There are some albums that you are just supposed to love. They're usually thematically rich, musically complex and possessed of a singular vision that requires you to abandon preconceptions and just ride the musical train. Sadly, few people actually love these records, opting instead to "appreciate" them. From the evocative cover art to the dense, forward-looking music contained within, it seems that Tom Shimura -- aka Lyrics Born -- has made exactly that type of record: the endlessly dissectable, eminently insular and poundingly progressive critics' darling. "Later That Day" ... is full of new and brave ideas about 21st-century hip-hop, having been crafted by Shimura -- alone -- over an agonizingly long period of time. After his stunning work as part of the West Coast collaborative Latyrx, it was expected that LB would debut with a strong record. Evidently aware of those expectations, it's clear that he made sure every second of every song is the best it could possibly be. But -- and this is a huge "but" -- this album also happens to be that rare example of the "critics' darling" that is as viscerally entertaining as it is intellectually rewarding. Never forgetting that hip-hop's genius lies in mutations of the beat, Shimura doesn't let his perfectionism detract from the emotional thrill of the music. To that end, he piles thick-ass funk lines under every track and, whether it's the hand-clapping joy of "Calling Out" or The Meters-inspired double time supporting the P-Funk chorus of "Stop Complaining," the album is joyously, recklessly fun. That attitude is also reflected in LB's lyrics (surprise!) which, though mind-bendingly dense and thoughtful, are rooted in everyday concerns (there's the concept, y'all). Delivered in his peculiar style, veering from tongue-twisted to on-the-one to sleepy-eyed and laconic, Shimura's found a way to twist the dope-smoking-on-the-couch attitude of Basehead's first album into a hip-hop "Sign o' the Times." And it's the best hip-hop album you'll hear in 2003. (Lyrics Born performs at The Social, Thursday, Oct. 30, as part of the "Calicomm 2003 Tour" with Ugly Duckling, Abstract Rude and others.)

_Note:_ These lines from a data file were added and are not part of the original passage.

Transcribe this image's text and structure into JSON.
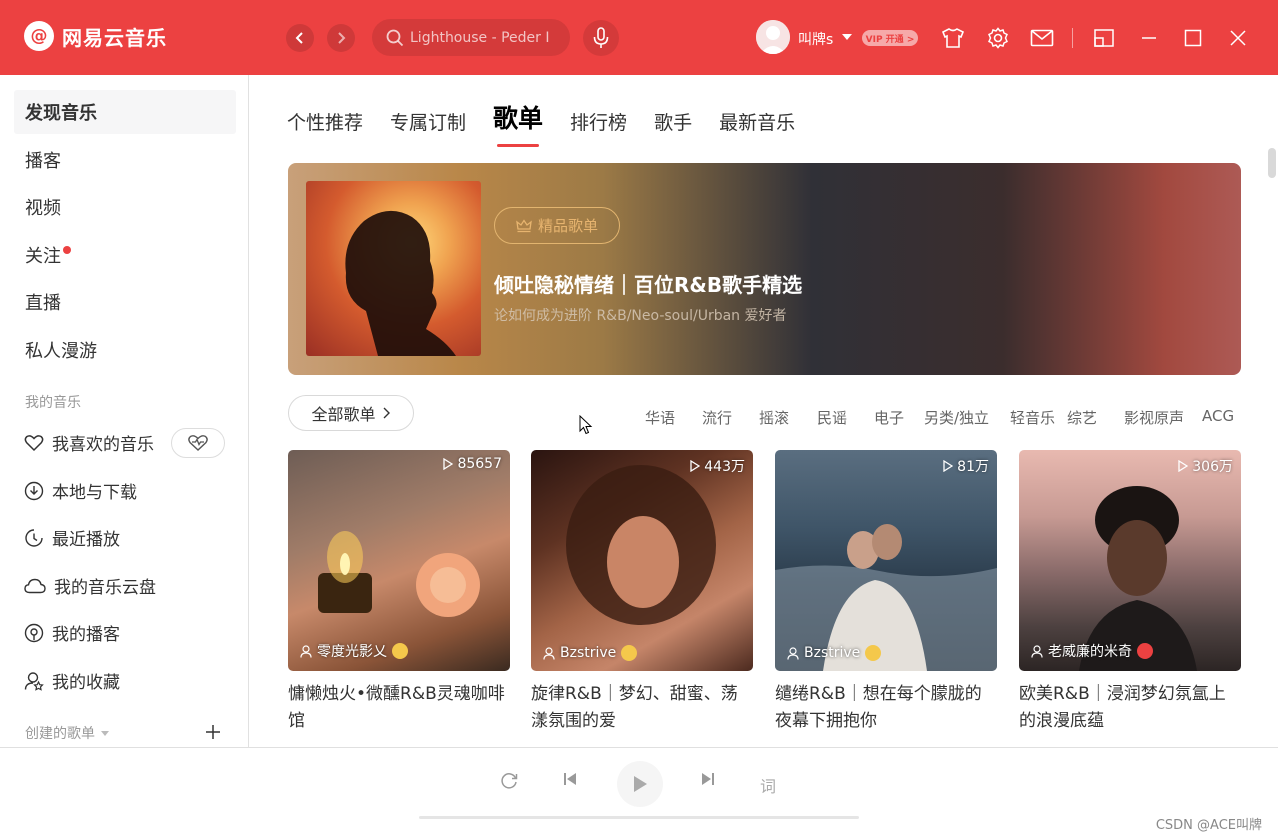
{
  "app": {
    "logo_text": "网易云音乐",
    "logo_mark": "@"
  },
  "header": {
    "search_placeholder": "Lighthouse - Peder I",
    "username": "叫牌s",
    "vip_label": "VIP 开通 >"
  },
  "sidebar": {
    "primary": [
      {
        "label": "发现音乐",
        "active": true
      },
      {
        "label": "播客"
      },
      {
        "label": "视频"
      },
      {
        "label": "关注",
        "dot": true
      },
      {
        "label": "直播"
      },
      {
        "label": "私人漫游"
      }
    ],
    "my_music_heading": "我的音乐",
    "my_music": [
      {
        "label": "我喜欢的音乐",
        "icon": "heart-icon"
      },
      {
        "label": "本地与下载",
        "icon": "download-icon"
      },
      {
        "label": "最近播放",
        "icon": "clock-icon"
      },
      {
        "label": "我的音乐云盘",
        "icon": "cloud-icon"
      },
      {
        "label": "我的播客",
        "icon": "podcast-icon"
      },
      {
        "label": "我的收藏",
        "icon": "collect-icon"
      }
    ],
    "created_heading": "创建的歌单"
  },
  "main": {
    "tabs": [
      "个性推荐",
      "专属订制",
      "歌单",
      "排行榜",
      "歌手",
      "最新音乐"
    ],
    "active_tab": "歌单",
    "banner": {
      "badge": "精品歌单",
      "title": "倾吐隐秘情绪｜百位R&B歌手精选",
      "subtitle": "论如何成为进阶 R&B/Neo-soul/Urban 爱好者"
    },
    "all_button": "全部歌单",
    "categories": [
      "华语",
      "流行",
      "摇滚",
      "民谣",
      "电子",
      "另类/独立",
      "轻音乐",
      "综艺",
      "影视原声",
      "ACG"
    ],
    "cards": [
      {
        "plays": "85657",
        "creator": "零度光影乂",
        "title_line1": "慵懒烛火•微醺R&B灵魂咖啡",
        "title_line2": "馆"
      },
      {
        "plays": "443万",
        "creator": "Bzstrive",
        "title_line1": "旋律R&B｜梦幻、甜蜜、荡",
        "title_line2": "漾氛围的爱"
      },
      {
        "plays": "81万",
        "creator": "Bzstrive",
        "title_line1": "缱绻R&B｜想在每个朦胧的",
        "title_line2": "夜幕下拥抱你"
      },
      {
        "plays": "306万",
        "creator": "老威廉的米奇",
        "title_line1": "欧美R&B｜浸润梦幻氛氲上",
        "title_line2": "的浪漫底蕴"
      }
    ]
  },
  "player": {
    "lyric_label": "词"
  },
  "watermark": "CSDN @ACE叫牌",
  "colors": {
    "brand": "#ec4141",
    "badge_gold": "#e7b46f"
  }
}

We welcome readers to submit letters regarding articles and content in Orlando Weekly. Letters should be a minimum of 150 words, refer to content that has appeared on Orlando Weekly, and must include the writer's full name, address, and phone number for verification purposes. No attachments will be considered. Writers of letters selected for publication will be notified via email. Letters may be edited and shortened for space.

Email us at

Support Local Journalism.
Join the Orlando Weekly Press Club

Local journalism is information. Information is power. And we believe everyone deserves access to accurate independent coverage of their community and state. Our readers helped us continue this coverage in 2020, and we are so grateful for the support.

Help us keep this coverage going in 2021. Whether it's a one-time acknowledgement of this article or an ongoing membership pledge, your support goes to local-based reporting from our small but mighty team.

Join the Orlando Weekly Press Club for as little as $5 a month.


Never miss a beat

Sign Up Now

Subscribe now to get the latest news delivered right to your inbox.

Read the Digital Print Issue

January 12, 2022

View more issues


© 2022 Orlando Weekly

Website powered by Foundation